Frederick D. Moorefield Jr., Deputy Chief Information Officer at the Pentagon, has been charged with running an illegal dog fighting ring out of his Arnold, Maryland home. The Justice Department has accused Moorefield of promoting and furthering an animal fighting venture.
On September 6, federal agents raided Moorefield’s home, where they found evidence of the illegal operation. This included battery jumper cables, five pit bulls, weighted collars, heavy metal chains, breeding equipment, and bloodstains consistent with dog fights.
According to the DOJ, Moorefield referred to his dogfighting operation as “Geehad Kennels,” while his co-conspirator, Mario Flythe, called his venture “Razor Sharp Kennels.” The complaint states that the men used encrypted messaging to communicate with others across the US about dogfighting and to keep the operation a secret.
During the raid, investigators also discovered electrical equipment and jumper cables that are typically used to execute dogs, as well as veterinary steroids, training schedules, and a carpet stained with blood. The pair also discussed betting on dogfights, dogs that died as a result of the fights, and shared media reports about other dogfighters who had been caught by law enforcement.
The duo now face charges that could result in up to five years in prison. The FBI, the United States Department of Agriculture-Office of the Inspector General, the Defense Criminal Investigative Service, the US Marshals Service, the Anne Arundel County Police Department, Anne Arundel County Animal Control, and the United States Attorney’s Office for the Eastern District of Virginia assisted with the investigation.
Moorefield’s job at the Pentagon was to provide strategic direction, policy guidance, and oversight for the acquisition and implementation of command, control, and communications capabilities. However, his bio appears to have been removed from Pentagon websites, and his position is now held by an acting official.
According to Task and Purpose, Moorefield had been working at the Pentagon since 2008 and had previously held positions at Wright Patterson Air Force Base for 19 years. It is unclear how long the alleged illegal dogfighting operation has been running or if it has any connection to his work at the Pentagon.
The Justice Department did not comment on the case, and it is unclear if Moorefield and Flythe have legal representation. As the case unfolds, more details about the extent of the illegal dogfighting operation are likely to surface.
In the meantime, Moorefield remains in custody, and Flythe is out on bond. The FBI and other law enforcement agencies will continue to investigate the case, and additional charges may be filed as more information is uncovered.

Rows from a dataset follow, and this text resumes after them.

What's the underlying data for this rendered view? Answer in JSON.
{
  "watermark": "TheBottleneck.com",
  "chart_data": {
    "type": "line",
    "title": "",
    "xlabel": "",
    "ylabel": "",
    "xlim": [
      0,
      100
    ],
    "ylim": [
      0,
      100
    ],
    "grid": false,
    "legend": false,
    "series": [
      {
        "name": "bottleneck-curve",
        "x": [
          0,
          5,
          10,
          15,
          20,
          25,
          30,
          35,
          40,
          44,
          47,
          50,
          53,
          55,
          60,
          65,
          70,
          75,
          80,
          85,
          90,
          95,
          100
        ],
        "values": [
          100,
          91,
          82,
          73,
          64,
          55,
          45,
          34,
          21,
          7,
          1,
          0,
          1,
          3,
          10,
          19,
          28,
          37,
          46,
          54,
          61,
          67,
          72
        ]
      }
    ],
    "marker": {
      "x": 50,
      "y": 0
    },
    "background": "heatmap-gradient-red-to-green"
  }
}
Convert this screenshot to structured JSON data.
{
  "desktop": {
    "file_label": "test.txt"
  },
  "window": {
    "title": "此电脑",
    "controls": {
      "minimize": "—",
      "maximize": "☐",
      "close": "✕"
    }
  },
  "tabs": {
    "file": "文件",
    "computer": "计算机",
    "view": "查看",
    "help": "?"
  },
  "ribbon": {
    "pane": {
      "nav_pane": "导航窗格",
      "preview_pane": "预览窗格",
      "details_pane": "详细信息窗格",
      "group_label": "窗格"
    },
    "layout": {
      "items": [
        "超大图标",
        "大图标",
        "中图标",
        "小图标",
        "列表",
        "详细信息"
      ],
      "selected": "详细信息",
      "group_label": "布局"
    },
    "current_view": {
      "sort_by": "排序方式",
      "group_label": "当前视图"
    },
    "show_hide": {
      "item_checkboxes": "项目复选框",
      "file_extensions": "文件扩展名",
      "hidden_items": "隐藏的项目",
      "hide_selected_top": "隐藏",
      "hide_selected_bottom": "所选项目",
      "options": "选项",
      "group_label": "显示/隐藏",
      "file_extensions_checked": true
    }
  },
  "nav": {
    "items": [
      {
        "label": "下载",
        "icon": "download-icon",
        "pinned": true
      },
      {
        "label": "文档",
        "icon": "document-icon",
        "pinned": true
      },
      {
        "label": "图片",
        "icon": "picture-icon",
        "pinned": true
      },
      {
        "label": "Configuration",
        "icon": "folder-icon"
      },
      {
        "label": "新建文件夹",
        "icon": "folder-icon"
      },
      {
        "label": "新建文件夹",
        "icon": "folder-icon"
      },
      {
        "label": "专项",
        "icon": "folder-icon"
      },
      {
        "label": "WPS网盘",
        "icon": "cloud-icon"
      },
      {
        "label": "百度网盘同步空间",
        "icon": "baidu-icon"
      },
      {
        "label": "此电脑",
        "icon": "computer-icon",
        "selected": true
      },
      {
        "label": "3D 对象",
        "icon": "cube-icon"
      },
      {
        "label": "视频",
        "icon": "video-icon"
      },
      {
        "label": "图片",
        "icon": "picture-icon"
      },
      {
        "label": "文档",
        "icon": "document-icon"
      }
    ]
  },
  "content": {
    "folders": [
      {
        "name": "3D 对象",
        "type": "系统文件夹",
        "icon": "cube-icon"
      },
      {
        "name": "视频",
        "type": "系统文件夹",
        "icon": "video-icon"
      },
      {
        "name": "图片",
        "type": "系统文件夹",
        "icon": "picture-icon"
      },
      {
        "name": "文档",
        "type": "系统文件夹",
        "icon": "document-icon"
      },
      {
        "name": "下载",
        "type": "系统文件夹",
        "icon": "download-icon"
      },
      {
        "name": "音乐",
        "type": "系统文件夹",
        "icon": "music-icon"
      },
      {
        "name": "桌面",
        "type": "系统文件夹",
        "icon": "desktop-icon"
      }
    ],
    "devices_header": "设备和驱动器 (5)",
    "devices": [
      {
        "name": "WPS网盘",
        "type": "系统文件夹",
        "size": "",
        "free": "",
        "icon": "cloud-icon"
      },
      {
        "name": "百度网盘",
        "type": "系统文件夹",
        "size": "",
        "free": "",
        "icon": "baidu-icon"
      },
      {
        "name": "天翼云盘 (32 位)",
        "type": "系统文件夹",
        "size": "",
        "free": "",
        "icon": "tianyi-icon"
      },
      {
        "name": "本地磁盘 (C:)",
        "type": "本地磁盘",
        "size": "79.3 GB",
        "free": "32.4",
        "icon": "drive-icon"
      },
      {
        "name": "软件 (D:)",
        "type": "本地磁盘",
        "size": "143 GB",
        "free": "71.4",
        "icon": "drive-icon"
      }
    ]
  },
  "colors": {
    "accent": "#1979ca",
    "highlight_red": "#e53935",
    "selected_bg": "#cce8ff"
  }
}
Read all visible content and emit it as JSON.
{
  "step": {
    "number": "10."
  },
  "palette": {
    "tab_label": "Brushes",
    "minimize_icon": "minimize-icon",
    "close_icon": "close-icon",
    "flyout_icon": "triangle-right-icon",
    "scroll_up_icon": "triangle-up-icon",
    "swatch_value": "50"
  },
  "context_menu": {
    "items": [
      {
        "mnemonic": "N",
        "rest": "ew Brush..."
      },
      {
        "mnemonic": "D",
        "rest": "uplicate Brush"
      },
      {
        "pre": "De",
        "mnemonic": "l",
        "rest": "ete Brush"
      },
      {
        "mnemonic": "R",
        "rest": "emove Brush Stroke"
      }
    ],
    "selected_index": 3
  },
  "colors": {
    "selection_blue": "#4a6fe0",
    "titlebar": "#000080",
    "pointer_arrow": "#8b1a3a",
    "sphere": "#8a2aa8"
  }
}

The Pentagon has not released a statement regarding Moorefield’s arrest, and it is currently unknown if his employment status at the agency will be affected by the charges. As a high-ranking official, his involvement in such an activity is deeply concerning and raises questions about ethical standards within the Department of Defense.